Dr. Sawraj Singh’s antisemitic ramblings in a column published on Jan. 7 in the South Asian Link, a leading Indo-Canadian newspaper, is reminiscent of some of the propaganda tactics used by the Nazis to incite hatred toward German Jews in the 1930s (“B.C. paper publishes antisemitic editorial,” Jan. 19). Like Singh, the Nazis exaggerated the number of Jewish doctors, attorneys, professors and scientists among the German population, thereby increasing antisemitism and facilitating the Final Solution. Many ordinary Germans and others actually believed that the Jews ultimately “got what they deserved.”
As a surgeon, Singh was once required to take the Hippocratic oath, whereby he vowed to remain free of intentional injustice, refrain from spreading shameful things, and to preserve and save human life wherever possible, among other things. His offensive statements concerning Jews and Israel, which can only lead to more hatred, violence and possibly death directed at Jewish people everywhere, violate those very principles that Singh once swore to keep sacred.
That Singh can hold such honourable and prestigious positions as the chair of both the Washington State Network for Human Rights and the Central Washington Coalition for Social Justice while expounding racist views is both puzzling and highly troubling.

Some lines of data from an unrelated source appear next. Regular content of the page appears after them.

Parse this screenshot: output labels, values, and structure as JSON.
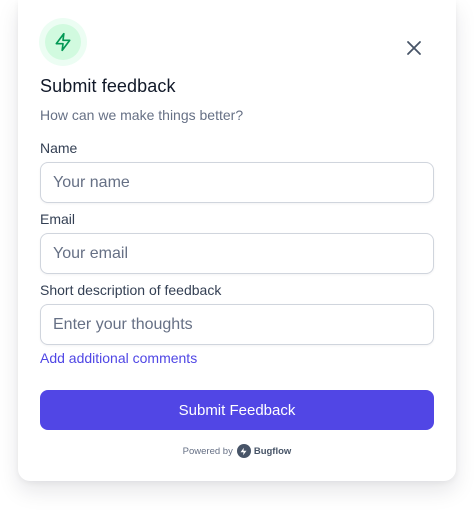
{
  "header": {
    "icon": "lightning-bolt-icon",
    "title": "Submit feedback",
    "subtitle": "How can we make things better?",
    "close_icon": "close-icon"
  },
  "form": {
    "name": {
      "label": "Name",
      "placeholder": "Your name",
      "value": ""
    },
    "email": {
      "label": "Email",
      "placeholder": "Your email",
      "value": ""
    },
    "description": {
      "label": "Short description of feedback",
      "placeholder": "Enter your thoughts",
      "value": ""
    },
    "add_comments_link": "Add additional comments",
    "submit_label": "Submit Feedback"
  },
  "footer": {
    "powered_by": "Powered by",
    "brand": "Bugflow",
    "brand_icon": "bugflow-logo-icon"
  },
  "colors": {
    "accent": "#5146e5",
    "link": "#4f46e5",
    "icon_bg": "#d1fadf",
    "icon_stroke": "#039855"
  }
}
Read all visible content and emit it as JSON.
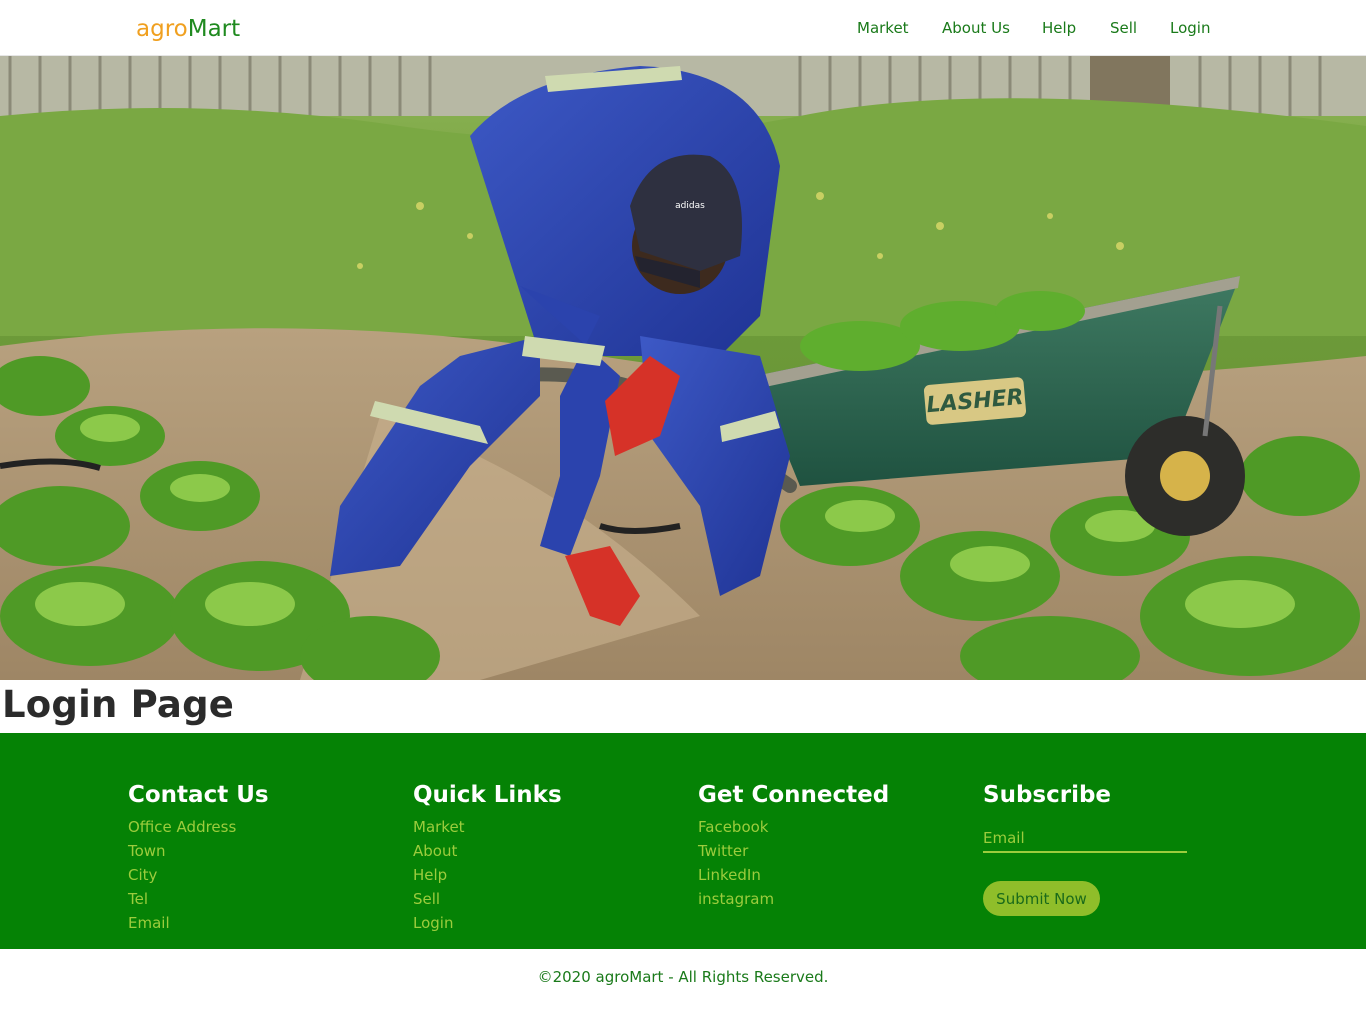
{
  "brand": {
    "part1": "agro",
    "part2": "Mart"
  },
  "nav": {
    "items": [
      "Market",
      "About Us",
      "Help",
      "Sell",
      "Login"
    ]
  },
  "page": {
    "title": "Login Page"
  },
  "footer": {
    "contact": {
      "heading": "Contact Us",
      "items": [
        "Office Address",
        "Town",
        "City",
        "Tel",
        "Email"
      ]
    },
    "quick_links": {
      "heading": "Quick Links",
      "items": [
        "Market",
        "About",
        "Help",
        "Sell",
        "Login"
      ]
    },
    "connected": {
      "heading": "Get Connected",
      "items": [
        "Facebook",
        "Twitter",
        "LinkedIn",
        "instagram"
      ]
    },
    "subscribe": {
      "heading": "Subscribe",
      "email_placeholder": "Email",
      "button_label": "Submit Now"
    }
  },
  "copyright": "©2020 agroMart - All Rights Reserved.",
  "hero": {
    "wheelbarrow_text": "LASHER",
    "cap_text": "adidas"
  },
  "colors": {
    "brand_orange": "#f0a020",
    "brand_green": "#1f8a1f",
    "footer_bg": "#058205",
    "footer_link": "#9ccc3d",
    "button_bg": "#8fbe2a"
  }
}
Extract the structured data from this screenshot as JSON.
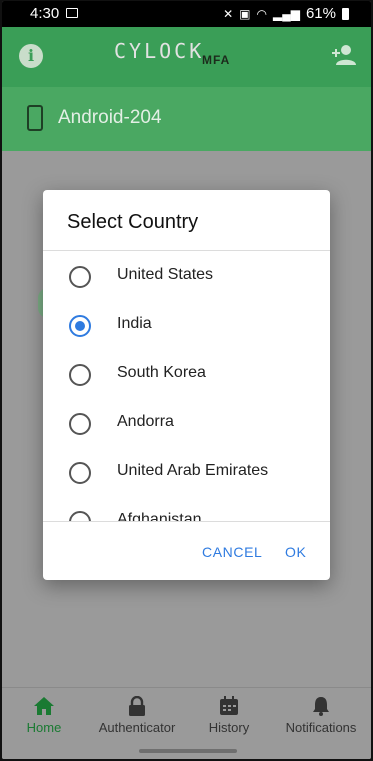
{
  "status_bar": {
    "time": "4:30",
    "battery": "61%"
  },
  "app_bar": {
    "logo_text": "CYLOCK",
    "logo_sub": "MFA"
  },
  "device": {
    "name": "Android-204"
  },
  "dialog": {
    "title": "Select Country",
    "options": [
      {
        "label": "United States",
        "selected": false
      },
      {
        "label": "India",
        "selected": true
      },
      {
        "label": "South Korea",
        "selected": false
      },
      {
        "label": "Andorra",
        "selected": false
      },
      {
        "label": "United Arab Emirates",
        "selected": false
      },
      {
        "label": "Afghanistan",
        "selected": false
      }
    ],
    "cancel_label": "CANCEL",
    "ok_label": "OK"
  },
  "bottom_nav": {
    "items": [
      {
        "label": "Home",
        "icon": "home-icon",
        "active": true
      },
      {
        "label": "Authenticator",
        "icon": "lock-icon",
        "active": false
      },
      {
        "label": "History",
        "icon": "calendar-icon",
        "active": false
      },
      {
        "label": "Notifications",
        "icon": "bell-icon",
        "active": false
      }
    ]
  },
  "colors": {
    "primary": "#3a9e57",
    "accent": "#2f7be0",
    "active_nav": "#1a7a32"
  }
}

His expressed hateful and antisemitic remarks certainly show that Singh is part of an ongoing problem rather than the solution!
* * *
Remembering Kibur Arses
I am grateful to columnist Avrum Rosensweig for bringing to my attention the sad passing of Kibur Arses (“He was a shepherd,” Jan. 26). I got to know Kibur as a member of the Canadian Jewish Congress executive and through the important role he played on our community relations committee.
Kibur was a tireless advocate on behalf of the Falash Mora, and as Rosensweig points out, Kibur was part of a CJC delegation I helped staff to Israel in 2000. I was beside him when he, with great passion and eloquence, spoke with then-prime minister Ehud Barak of the dire need to help the Falash Mora recently immigrated to Israel. Everyone in the room was greatly moved and came to understand how one man can move mountains.
Kibur was a man of great compassion. He spoke in quiet yet sincere tones in a way that provoked you not just to hear, but to listen. He asked little for himself, but gave so much of himself to the causes he so strongly believed in. Our prophet Isaiah tells us that the 613 commandments can be summed up in two principles: do justice and carry out acts of righteousness. Kibur Arses epitomized these principles. May his memory be for a blessing.
* * *
High school reunion
Central High School of Commerce in Toronto, now Central Commerce Collegiate, is celebrating its 100th anniversary with a reunion on May 4 and 5. For more information, visit www.centralcommerce100.com.